> **EXERCISE DESCRIPTION**: In the entries below, find the lines that include "font" and give their number as the whole reply.
--- INPUT DATA Enclosed Below ---
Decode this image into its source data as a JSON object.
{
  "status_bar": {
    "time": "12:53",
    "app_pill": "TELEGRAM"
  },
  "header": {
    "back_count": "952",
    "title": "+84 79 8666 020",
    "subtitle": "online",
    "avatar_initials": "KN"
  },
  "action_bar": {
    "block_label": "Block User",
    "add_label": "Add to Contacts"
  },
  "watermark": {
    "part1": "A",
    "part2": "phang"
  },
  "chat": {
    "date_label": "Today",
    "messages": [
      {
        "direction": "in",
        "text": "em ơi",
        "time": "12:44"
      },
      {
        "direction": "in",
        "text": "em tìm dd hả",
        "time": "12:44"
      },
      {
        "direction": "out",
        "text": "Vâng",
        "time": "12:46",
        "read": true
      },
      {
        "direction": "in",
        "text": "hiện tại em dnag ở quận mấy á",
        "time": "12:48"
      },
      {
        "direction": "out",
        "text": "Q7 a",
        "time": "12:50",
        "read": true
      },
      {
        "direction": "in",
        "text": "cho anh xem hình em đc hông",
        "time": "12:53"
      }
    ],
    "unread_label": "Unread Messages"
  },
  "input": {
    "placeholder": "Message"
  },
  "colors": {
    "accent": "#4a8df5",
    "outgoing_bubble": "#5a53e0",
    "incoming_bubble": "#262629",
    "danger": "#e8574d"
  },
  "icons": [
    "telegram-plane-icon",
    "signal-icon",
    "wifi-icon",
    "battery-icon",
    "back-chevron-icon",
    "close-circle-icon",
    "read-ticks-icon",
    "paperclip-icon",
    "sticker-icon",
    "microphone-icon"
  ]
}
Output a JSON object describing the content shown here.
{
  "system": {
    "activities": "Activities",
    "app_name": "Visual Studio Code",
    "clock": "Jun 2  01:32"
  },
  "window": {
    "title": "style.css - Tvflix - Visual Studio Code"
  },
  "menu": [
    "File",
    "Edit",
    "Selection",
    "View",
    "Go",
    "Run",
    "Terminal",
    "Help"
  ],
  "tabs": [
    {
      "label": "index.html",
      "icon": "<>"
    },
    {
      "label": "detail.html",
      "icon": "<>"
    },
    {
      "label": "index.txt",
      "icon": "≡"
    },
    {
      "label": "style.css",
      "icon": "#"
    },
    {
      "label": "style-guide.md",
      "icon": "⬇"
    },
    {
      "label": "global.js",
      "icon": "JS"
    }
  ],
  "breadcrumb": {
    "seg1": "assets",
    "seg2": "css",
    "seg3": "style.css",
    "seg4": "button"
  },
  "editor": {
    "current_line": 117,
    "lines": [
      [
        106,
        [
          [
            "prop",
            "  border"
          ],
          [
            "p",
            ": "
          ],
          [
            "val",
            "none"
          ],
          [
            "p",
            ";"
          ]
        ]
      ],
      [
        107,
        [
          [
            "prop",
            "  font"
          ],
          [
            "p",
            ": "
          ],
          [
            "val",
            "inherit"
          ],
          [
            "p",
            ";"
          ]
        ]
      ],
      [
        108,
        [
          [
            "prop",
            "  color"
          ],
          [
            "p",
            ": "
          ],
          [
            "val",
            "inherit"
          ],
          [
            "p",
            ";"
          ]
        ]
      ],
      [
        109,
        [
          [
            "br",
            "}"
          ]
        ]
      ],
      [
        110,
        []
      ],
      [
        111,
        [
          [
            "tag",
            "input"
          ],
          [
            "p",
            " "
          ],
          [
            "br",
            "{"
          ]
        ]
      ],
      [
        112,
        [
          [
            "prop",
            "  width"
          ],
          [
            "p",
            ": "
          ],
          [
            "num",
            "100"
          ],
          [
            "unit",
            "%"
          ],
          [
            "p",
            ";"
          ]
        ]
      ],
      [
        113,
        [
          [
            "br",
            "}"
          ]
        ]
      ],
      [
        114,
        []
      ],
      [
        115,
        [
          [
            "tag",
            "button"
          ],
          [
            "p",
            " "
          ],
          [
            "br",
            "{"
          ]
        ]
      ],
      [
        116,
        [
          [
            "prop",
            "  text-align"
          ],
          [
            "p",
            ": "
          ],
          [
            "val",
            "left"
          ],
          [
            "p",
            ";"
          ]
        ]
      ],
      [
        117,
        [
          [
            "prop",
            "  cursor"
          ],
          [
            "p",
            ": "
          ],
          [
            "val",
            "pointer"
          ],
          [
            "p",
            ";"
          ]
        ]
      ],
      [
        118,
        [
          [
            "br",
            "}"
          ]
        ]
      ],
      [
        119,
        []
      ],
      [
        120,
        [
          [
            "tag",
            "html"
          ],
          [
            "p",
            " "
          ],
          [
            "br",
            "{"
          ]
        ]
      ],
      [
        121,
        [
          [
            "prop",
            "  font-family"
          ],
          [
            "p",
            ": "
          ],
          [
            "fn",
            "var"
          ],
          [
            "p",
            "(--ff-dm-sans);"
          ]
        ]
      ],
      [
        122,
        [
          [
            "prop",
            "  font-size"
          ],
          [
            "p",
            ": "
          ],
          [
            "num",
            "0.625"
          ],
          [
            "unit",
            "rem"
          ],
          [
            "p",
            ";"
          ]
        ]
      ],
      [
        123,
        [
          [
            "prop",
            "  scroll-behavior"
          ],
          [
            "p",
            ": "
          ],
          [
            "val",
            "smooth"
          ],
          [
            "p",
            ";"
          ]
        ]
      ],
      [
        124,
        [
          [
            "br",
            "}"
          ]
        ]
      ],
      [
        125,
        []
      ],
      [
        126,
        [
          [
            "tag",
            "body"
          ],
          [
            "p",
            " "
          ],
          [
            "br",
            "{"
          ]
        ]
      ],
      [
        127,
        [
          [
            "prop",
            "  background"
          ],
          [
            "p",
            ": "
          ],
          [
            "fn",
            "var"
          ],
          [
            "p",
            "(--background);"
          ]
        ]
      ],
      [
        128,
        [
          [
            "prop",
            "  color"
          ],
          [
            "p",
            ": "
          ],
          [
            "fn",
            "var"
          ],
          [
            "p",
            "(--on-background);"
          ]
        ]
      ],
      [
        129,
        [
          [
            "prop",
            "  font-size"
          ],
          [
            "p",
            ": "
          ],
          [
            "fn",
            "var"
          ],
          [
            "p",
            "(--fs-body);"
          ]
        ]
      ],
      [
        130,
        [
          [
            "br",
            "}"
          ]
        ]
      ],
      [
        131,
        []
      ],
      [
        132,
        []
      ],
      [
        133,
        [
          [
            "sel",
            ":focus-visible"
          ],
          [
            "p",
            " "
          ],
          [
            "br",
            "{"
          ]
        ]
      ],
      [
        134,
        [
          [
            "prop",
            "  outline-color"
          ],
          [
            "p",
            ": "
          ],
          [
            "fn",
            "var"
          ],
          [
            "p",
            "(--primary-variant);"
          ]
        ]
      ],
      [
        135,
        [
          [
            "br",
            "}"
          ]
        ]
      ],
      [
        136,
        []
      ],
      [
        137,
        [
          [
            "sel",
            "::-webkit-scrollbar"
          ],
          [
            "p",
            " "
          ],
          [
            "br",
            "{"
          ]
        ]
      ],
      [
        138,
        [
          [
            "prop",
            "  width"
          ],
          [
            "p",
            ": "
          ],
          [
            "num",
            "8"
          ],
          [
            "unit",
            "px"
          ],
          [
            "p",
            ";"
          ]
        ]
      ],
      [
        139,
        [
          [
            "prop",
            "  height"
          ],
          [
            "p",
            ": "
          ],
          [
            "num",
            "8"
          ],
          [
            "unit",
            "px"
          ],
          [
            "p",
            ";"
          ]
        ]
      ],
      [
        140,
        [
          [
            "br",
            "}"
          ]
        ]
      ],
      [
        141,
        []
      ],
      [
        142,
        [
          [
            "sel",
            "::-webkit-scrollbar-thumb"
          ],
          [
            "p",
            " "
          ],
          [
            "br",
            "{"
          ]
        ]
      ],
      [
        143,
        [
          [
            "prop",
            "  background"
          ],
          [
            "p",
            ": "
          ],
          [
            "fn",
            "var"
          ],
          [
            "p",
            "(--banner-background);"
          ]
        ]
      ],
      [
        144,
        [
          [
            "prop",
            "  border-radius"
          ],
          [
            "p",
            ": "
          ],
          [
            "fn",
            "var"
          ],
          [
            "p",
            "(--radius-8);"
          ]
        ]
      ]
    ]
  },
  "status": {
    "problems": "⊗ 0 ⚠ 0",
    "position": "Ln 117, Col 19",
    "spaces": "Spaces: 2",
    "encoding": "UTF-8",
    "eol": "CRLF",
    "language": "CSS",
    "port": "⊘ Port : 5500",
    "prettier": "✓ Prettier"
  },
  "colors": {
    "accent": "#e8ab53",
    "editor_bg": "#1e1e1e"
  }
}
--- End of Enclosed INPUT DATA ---
> **TASK OUTPUT**: 4